About this exercise >> Reproduce the listing word for word, leaving every picture behind.

───── Provided entries ─────

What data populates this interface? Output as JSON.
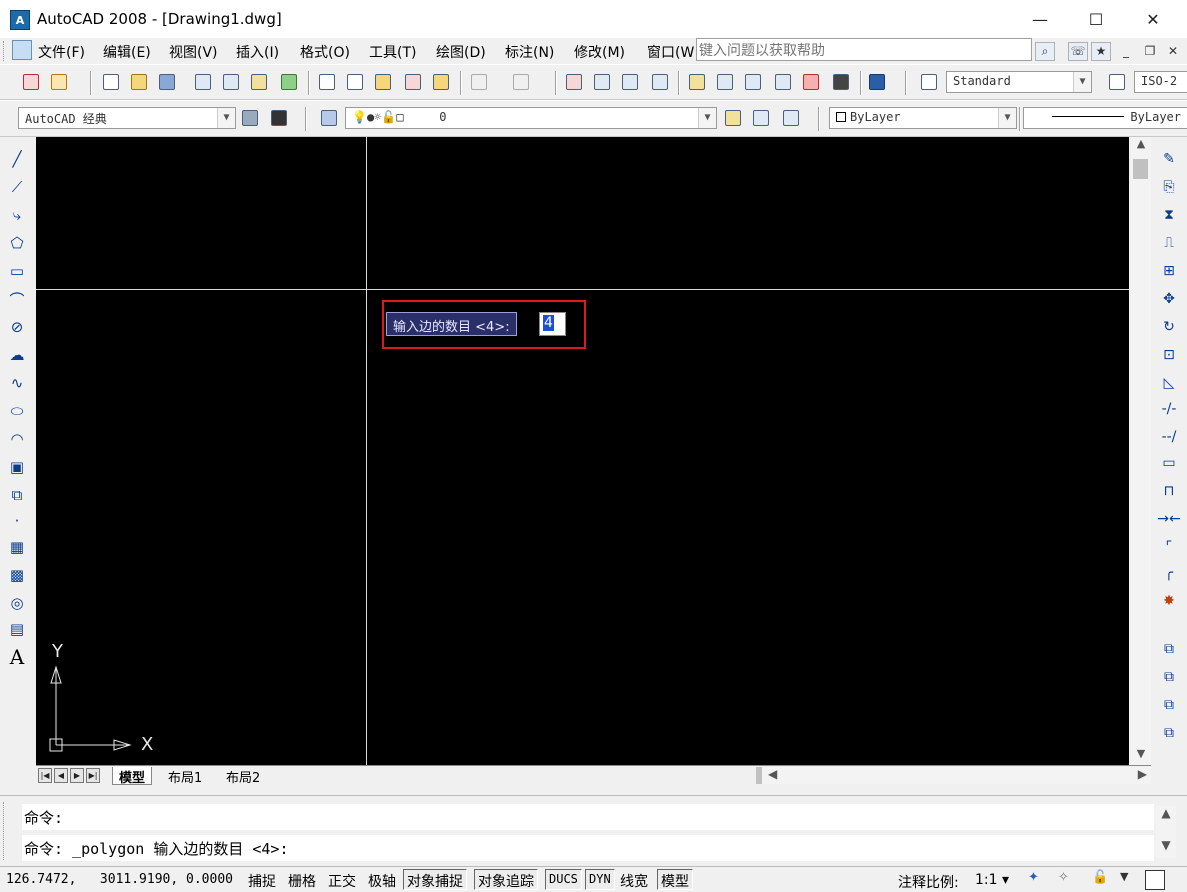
{
  "window": {
    "title": "AutoCAD 2008 - [Drawing1.dwg]",
    "app_icon_text": "A",
    "minimize": "—",
    "maximize": "☐",
    "close": "✕"
  },
  "menu": {
    "items": [
      "文件(F)",
      "编辑(E)",
      "视图(V)",
      "插入(I)",
      "格式(O)",
      "工具(T)",
      "绘图(D)",
      "标注(N)",
      "修改(M)",
      "窗口(W"
    ],
    "help_placeholder": "键入问题以获取帮助",
    "doc_min": "_",
    "doc_restore": "❐",
    "doc_close": "✕"
  },
  "toolbar": {
    "text_style": "Standard",
    "dim_style": "ISO-2",
    "workspace": "AutoCAD 经典",
    "layer_value": "0",
    "color": "ByLayer",
    "linetype": "ByLayer"
  },
  "canvas": {
    "background": "#000000",
    "dynamic_prompt": "输入边的数目 <4>:",
    "dynamic_input_value": "4",
    "highlight_color": "#e0191e",
    "ucs_x": "X",
    "ucs_y": "Y"
  },
  "tabs": {
    "items": [
      "模型",
      "布局1",
      "布局2"
    ],
    "active": "模型"
  },
  "command": {
    "line1": "命令:",
    "line2": "命令: _polygon 输入边的数目 <4>:"
  },
  "status": {
    "coords": "126.7472,   3011.9190, 0.0000",
    "buttons": [
      "捕捉",
      "栅格",
      "正交",
      "极轴",
      "对象捕捉",
      "对象追踪",
      "DUCS",
      "DYN",
      "线宽",
      "模型"
    ],
    "annotation_scale_label": "注释比例:",
    "annotation_scale_value": "1:1 ▾"
  }
}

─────

Problem solution >>
What data populates this interface? Output as JSON.
{
  "window": {
    "title": "AutoCAD 2008 - [Drawing1.dwg]",
    "app_icon_text": "A",
    "minimize": "—",
    "maximize": "☐",
    "close": "✕"
  },
  "menu": {
    "items": [
      "文件(F)",
      "编辑(E)",
      "视图(V)",
      "插入(I)",
      "格式(O)",
      "工具(T)",
      "绘图(D)",
      "标注(N)",
      "修改(M)",
      "窗口(W"
    ],
    "help_placeholder": "键入问题以获取帮助",
    "doc_min": "_",
    "doc_restore": "❐",
    "doc_close": "✕"
  },
  "toolbar": {
    "text_style": "Standard",
    "dim_style": "ISO-2",
    "workspace": "AutoCAD 经典",
    "layer_value": "0",
    "color": "ByLayer",
    "linetype": "ByLayer"
  },
  "canvas": {
    "background": "#000000",
    "dynamic_prompt": "输入边的数目 <4>:",
    "dynamic_input_value": "4",
    "highlight_color": "#e0191e",
    "ucs_x": "X",
    "ucs_y": "Y"
  },
  "tabs": {
    "items": [
      "模型",
      "布局1",
      "布局2"
    ],
    "active": "模型"
  },
  "command": {
    "line1": "命令:",
    "line2": "命令: _polygon 输入边的数目 <4>:"
  },
  "status": {
    "coords": "126.7472,   3011.9190, 0.0000",
    "buttons": [
      "捕捉",
      "栅格",
      "正交",
      "极轴",
      "对象捕捉",
      "对象追踪",
      "DUCS",
      "DYN",
      "线宽",
      "模型"
    ],
    "annotation_scale_label": "注释比例:",
    "annotation_scale_value": "1:1 ▾"
  }
}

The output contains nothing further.